◆ Brief ◆
Print out the data that follows exactly, character for character, apart from the pictures.

◆ Stored entries ◆
....
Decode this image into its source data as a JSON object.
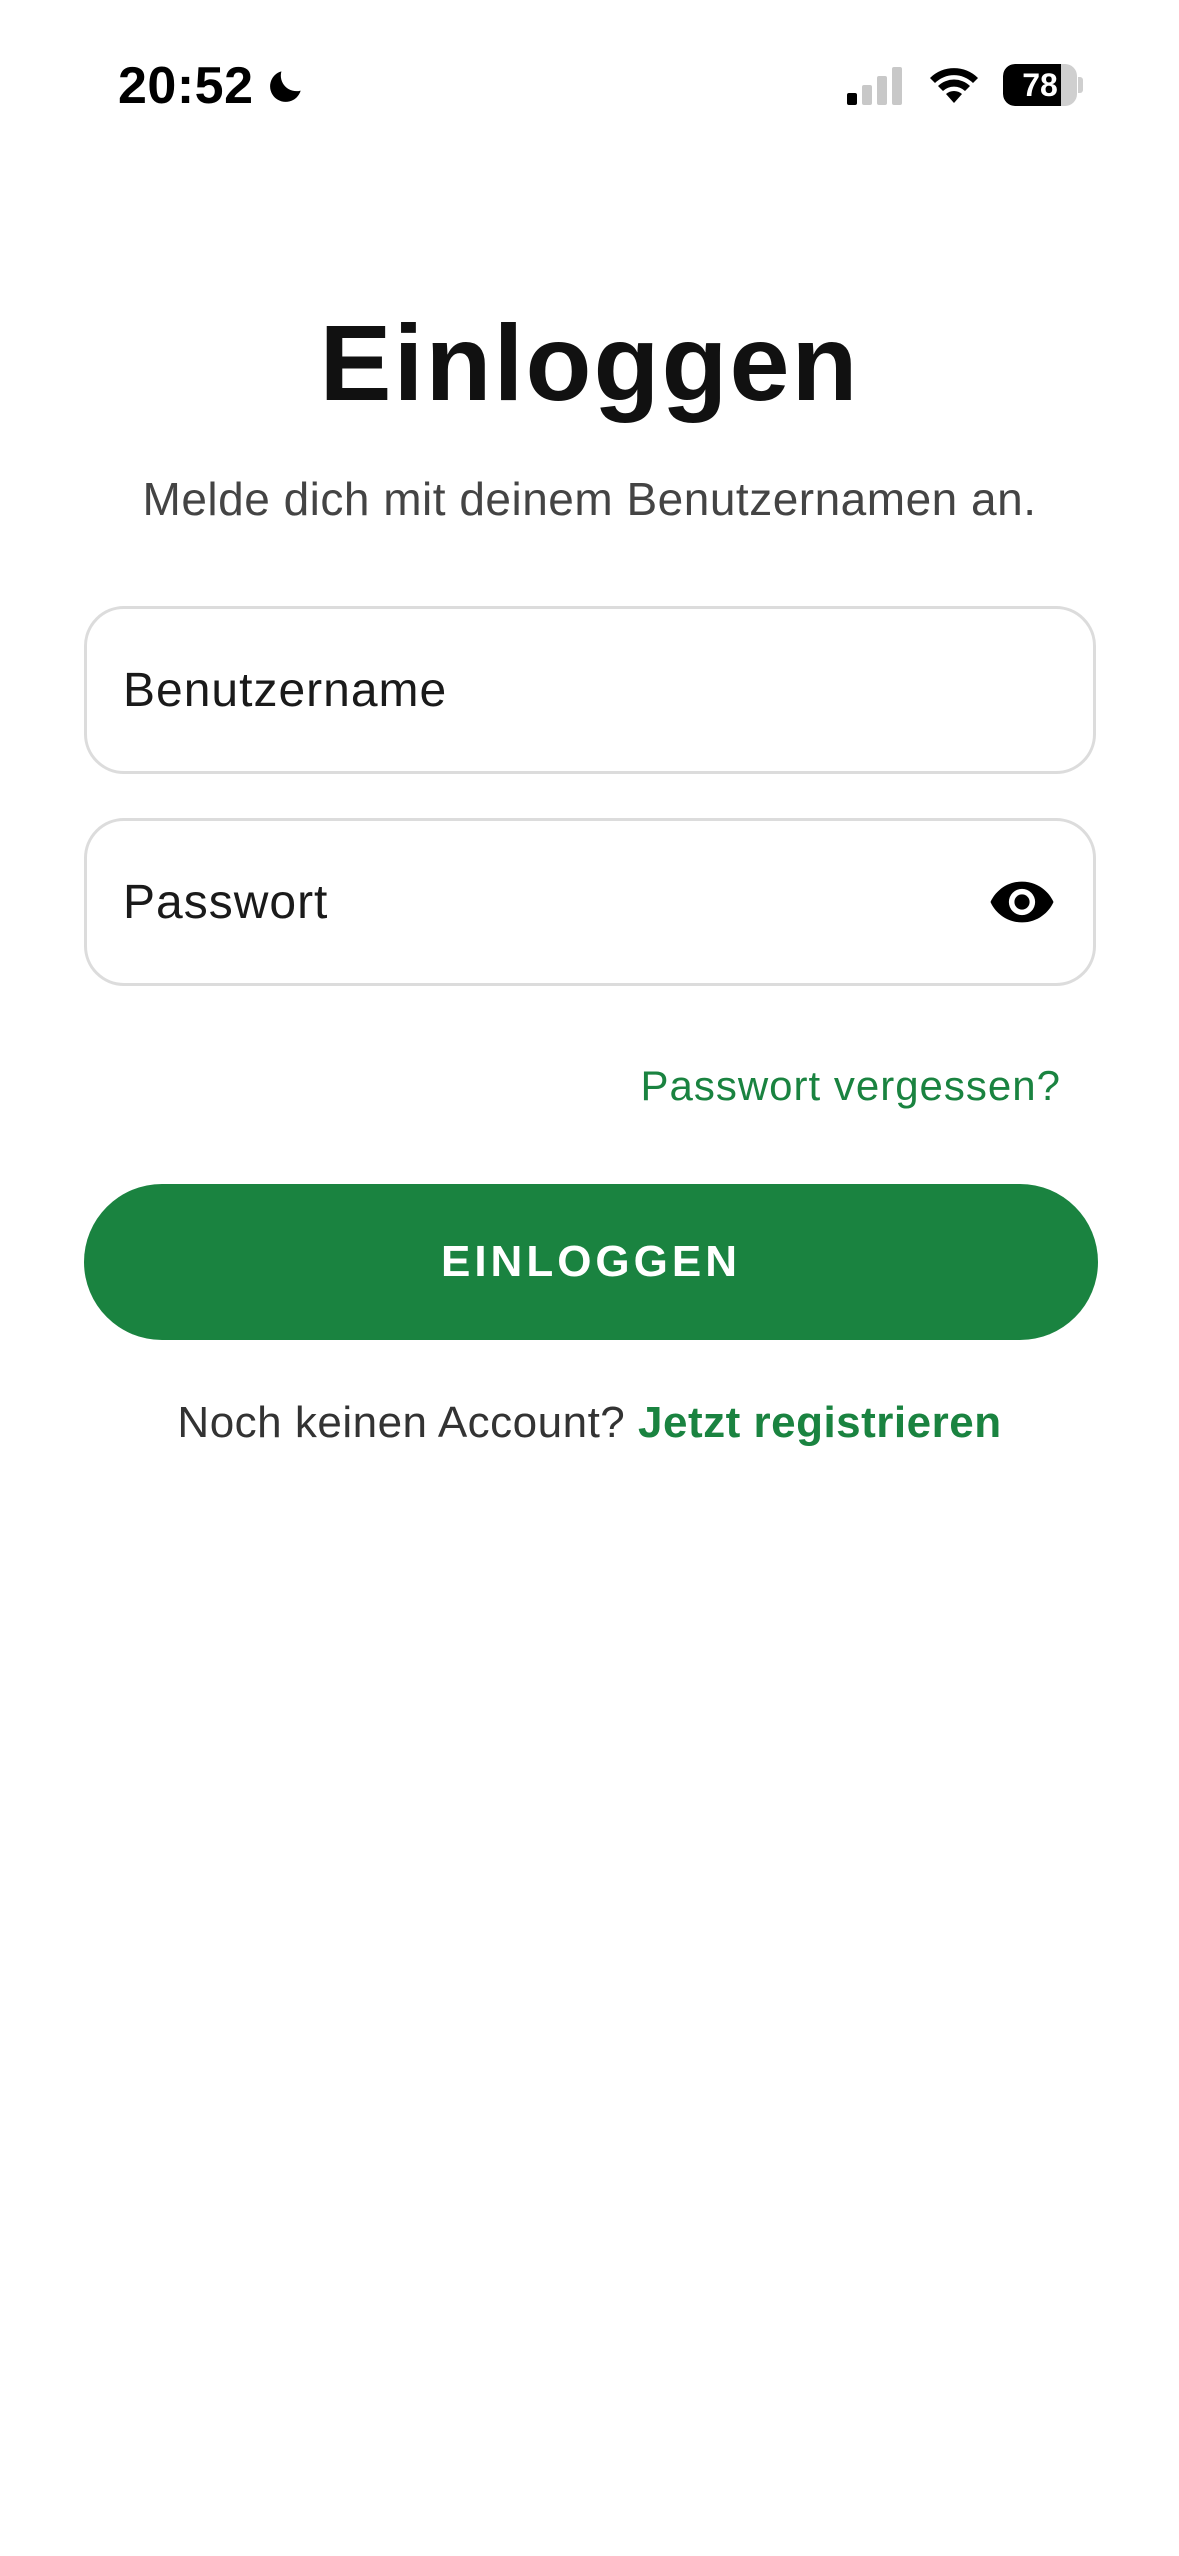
{
  "status_bar": {
    "time": "20:52",
    "battery": "78",
    "battery_level": 0.78,
    "icons": [
      "moon-icon",
      "signal-icon",
      "wifi-icon",
      "battery-icon"
    ]
  },
  "login": {
    "title": "Einloggen",
    "subtitle": "Melde dich mit deinem Benutzernamen an.",
    "username_placeholder": "Benutzername",
    "username_value": "",
    "password_placeholder": "Passwort",
    "password_value": "",
    "forgot_label": "Passwort vergessen?",
    "submit_label": "EINLOGGEN",
    "register_prompt": "Noch keinen Account?",
    "register_link": "Jetzt registrieren"
  },
  "colors": {
    "accent": "#1a8340",
    "field_border": "#dcdcdc",
    "text": "#111111",
    "subtext": "#444444"
  }
}
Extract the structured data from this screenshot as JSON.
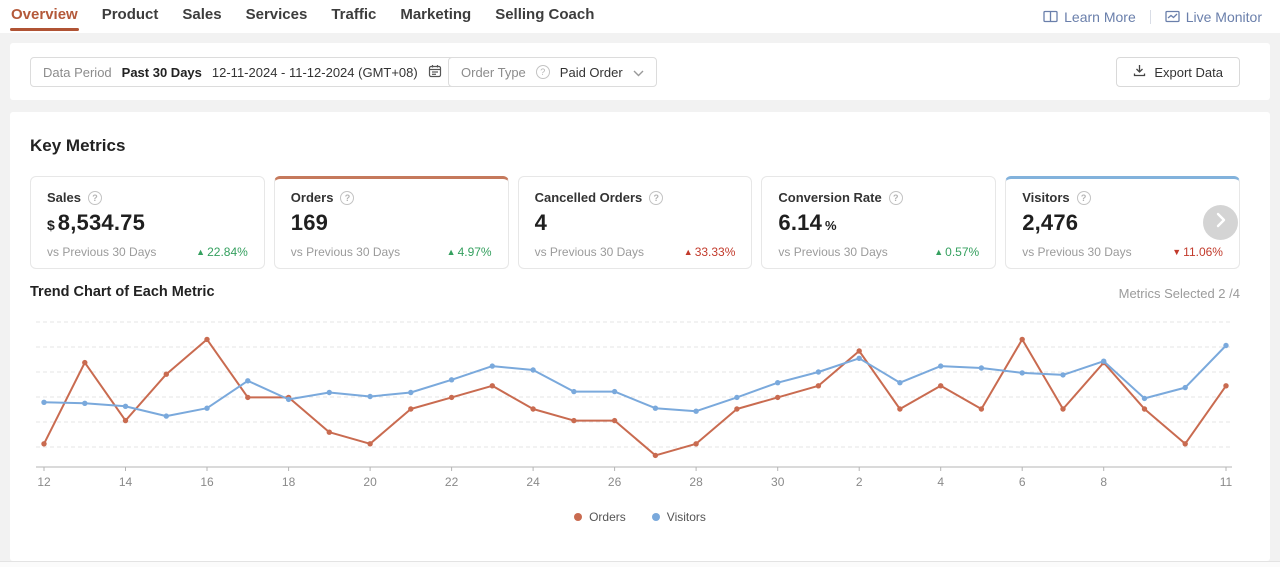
{
  "nav": {
    "tabs": [
      {
        "label": "Overview",
        "active": true
      },
      {
        "label": "Product",
        "active": false
      },
      {
        "label": "Sales",
        "active": false
      },
      {
        "label": "Services",
        "active": false
      },
      {
        "label": "Traffic",
        "active": false
      },
      {
        "label": "Marketing",
        "active": false
      },
      {
        "label": "Selling Coach",
        "active": false
      }
    ],
    "links": [
      {
        "label": "Learn More",
        "icon": "book-icon"
      },
      {
        "label": "Live Monitor",
        "icon": "monitor-chart-icon"
      }
    ]
  },
  "filters": {
    "data_period_label": "Data Period",
    "period_preset": "Past 30 Days",
    "period_range": "12-11-2024 - 11-12-2024 (GMT+08)",
    "calendar_icon": "calendar-icon",
    "order_type_label": "Order Type",
    "order_type_value": "Paid Order",
    "export_label": "Export Data",
    "export_icon": "download-icon"
  },
  "key_metrics": {
    "title": "Key Metrics",
    "compare_label": "vs Previous 30 Days",
    "cards": [
      {
        "label": "Sales",
        "prefix": "$",
        "value": "8,534.75",
        "suffix": "",
        "delta": "22.84%",
        "direction": "up",
        "delta_color": "#35a05f",
        "accent_color": ""
      },
      {
        "label": "Orders",
        "prefix": "",
        "value": "169",
        "suffix": "",
        "delta": "4.97%",
        "direction": "up",
        "delta_color": "#35a05f",
        "accent_color": "#c5795c"
      },
      {
        "label": "Cancelled Orders",
        "prefix": "",
        "value": "4",
        "suffix": "",
        "delta": "33.33%",
        "direction": "up",
        "delta_color": "#c23a2b",
        "accent_color": ""
      },
      {
        "label": "Conversion Rate",
        "prefix": "",
        "value": "6.14",
        "suffix": "%",
        "delta": "0.57%",
        "direction": "up",
        "delta_color": "#35a05f",
        "accent_color": ""
      },
      {
        "label": "Visitors",
        "prefix": "",
        "value": "2,476",
        "suffix": "",
        "delta": "11.06%",
        "direction": "down",
        "delta_color": "#c23a2b",
        "accent_color": "#82b2dc"
      }
    ]
  },
  "trend": {
    "title": "Trend Chart of Each Metric",
    "metrics_selected": "Metrics Selected 2 /4"
  },
  "chart_data": {
    "type": "line",
    "title": "Trend Chart of Each Metric",
    "categories": [
      "12",
      "13",
      "14",
      "15",
      "16",
      "17",
      "18",
      "19",
      "20",
      "21",
      "22",
      "23",
      "24",
      "25",
      "26",
      "27",
      "28",
      "29",
      "30",
      "1",
      "2",
      "3",
      "4",
      "5",
      "6",
      "7",
      "8",
      "9",
      "10",
      "11"
    ],
    "tick_indices": [
      0,
      2,
      4,
      6,
      8,
      10,
      12,
      14,
      16,
      18,
      20,
      22,
      24,
      26,
      29
    ],
    "grid": true,
    "legend_position": "bottom",
    "series": [
      {
        "name": "Orders",
        "color": "#c96b50",
        "ylim": [
          0,
          12.5
        ],
        "values": [
          2,
          9,
          4,
          8,
          11,
          6,
          6,
          3,
          2,
          5,
          6,
          7,
          5,
          4,
          4,
          1,
          2,
          5,
          6,
          7,
          10,
          5,
          7,
          5,
          11,
          5,
          9,
          5,
          2,
          7
        ]
      },
      {
        "name": "Visitors",
        "color": "#7aa9dc",
        "ylim": [
          0,
          148
        ],
        "values": [
          66,
          65,
          62,
          52,
          60,
          88,
          69,
          76,
          72,
          76,
          89,
          103,
          99,
          77,
          77,
          60,
          57,
          71,
          86,
          97,
          111,
          86,
          103,
          101,
          96,
          94,
          108,
          70,
          81,
          124
        ]
      }
    ]
  }
}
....
◆ Response for this exercise ◆
Decode this image into its source data as a JSON object.
{
  "status_bar": {
    "time": "20:52",
    "battery": "78",
    "battery_level": 0.78,
    "icons": [
      "moon-icon",
      "signal-icon",
      "wifi-icon",
      "battery-icon"
    ]
  },
  "login": {
    "title": "Einloggen",
    "subtitle": "Melde dich mit deinem Benutzernamen an.",
    "username_placeholder": "Benutzername",
    "username_value": "",
    "password_placeholder": "Passwort",
    "password_value": "",
    "forgot_label": "Passwort vergessen?",
    "submit_label": "EINLOGGEN",
    "register_prompt": "Noch keinen Account?",
    "register_link": "Jetzt registrieren"
  },
  "colors": {
    "accent": "#1a8340",
    "field_border": "#dcdcdc",
    "text": "#111111",
    "subtext": "#444444"
  }
}
Extract the structured data from this screenshot as JSON.
{
  "nav": {
    "tabs": [
      {
        "label": "Overview",
        "active": true
      },
      {
        "label": "Product",
        "active": false
      },
      {
        "label": "Sales",
        "active": false
      },
      {
        "label": "Services",
        "active": false
      },
      {
        "label": "Traffic",
        "active": false
      },
      {
        "label": "Marketing",
        "active": false
      },
      {
        "label": "Selling Coach",
        "active": false
      }
    ],
    "links": [
      {
        "label": "Learn More",
        "icon": "book-icon"
      },
      {
        "label": "Live Monitor",
        "icon": "monitor-chart-icon"
      }
    ]
  },
  "filters": {
    "data_period_label": "Data Period",
    "period_preset": "Past 30 Days",
    "period_range": "12-11-2024 - 11-12-2024 (GMT+08)",
    "calendar_icon": "calendar-icon",
    "order_type_label": "Order Type",
    "order_type_value": "Paid Order",
    "export_label": "Export Data",
    "export_icon": "download-icon"
  },
  "key_metrics": {
    "title": "Key Metrics",
    "compare_label": "vs Previous 30 Days",
    "cards": [
      {
        "label": "Sales",
        "prefix": "$",
        "value": "8,534.75",
        "suffix": "",
        "delta": "22.84%",
        "direction": "up",
        "delta_color": "#35a05f",
        "accent_color": ""
      },
      {
        "label": "Orders",
        "prefix": "",
        "value": "169",
        "suffix": "",
        "delta": "4.97%",
        "direction": "up",
        "delta_color": "#35a05f",
        "accent_color": "#c5795c"
      },
      {
        "label": "Cancelled Orders",
        "prefix": "",
        "value": "4",
        "suffix": "",
        "delta": "33.33%",
        "direction": "up",
        "delta_color": "#c23a2b",
        "accent_color": ""
      },
      {
        "label": "Conversion Rate",
        "prefix": "",
        "value": "6.14",
        "suffix": "%",
        "delta": "0.57%",
        "direction": "up",
        "delta_color": "#35a05f",
        "accent_color": ""
      },
      {
        "label": "Visitors",
        "prefix": "",
        "value": "2,476",
        "suffix": "",
        "delta": "11.06%",
        "direction": "down",
        "delta_color": "#c23a2b",
        "accent_color": "#82b2dc"
      }
    ]
  },
  "trend": {
    "title": "Trend Chart of Each Metric",
    "metrics_selected": "Metrics Selected 2 /4"
  },
  "chart_data": {
    "type": "line",
    "title": "Trend Chart of Each Metric",
    "categories": [
      "12",
      "13",
      "14",
      "15",
      "16",
      "17",
      "18",
      "19",
      "20",
      "21",
      "22",
      "23",
      "24",
      "25",
      "26",
      "27",
      "28",
      "29",
      "30",
      "1",
      "2",
      "3",
      "4",
      "5",
      "6",
      "7",
      "8",
      "9",
      "10",
      "11"
    ],
    "tick_indices": [
      0,
      2,
      4,
      6,
      8,
      10,
      12,
      14,
      16,
      18,
      20,
      22,
      24,
      26,
      29
    ],
    "grid": true,
    "legend_position": "bottom",
    "series": [
      {
        "name": "Orders",
        "color": "#c96b50",
        "ylim": [
          0,
          12.5
        ],
        "values": [
          2,
          9,
          4,
          8,
          11,
          6,
          6,
          3,
          2,
          5,
          6,
          7,
          5,
          4,
          4,
          1,
          2,
          5,
          6,
          7,
          10,
          5,
          7,
          5,
          11,
          5,
          9,
          5,
          2,
          7
        ]
      },
      {
        "name": "Visitors",
        "color": "#7aa9dc",
        "ylim": [
          0,
          148
        ],
        "values": [
          66,
          65,
          62,
          52,
          60,
          88,
          69,
          76,
          72,
          76,
          89,
          103,
          99,
          77,
          77,
          60,
          57,
          71,
          86,
          97,
          111,
          86,
          103,
          101,
          96,
          94,
          108,
          70,
          81,
          124
        ]
      }
    ]
  }
}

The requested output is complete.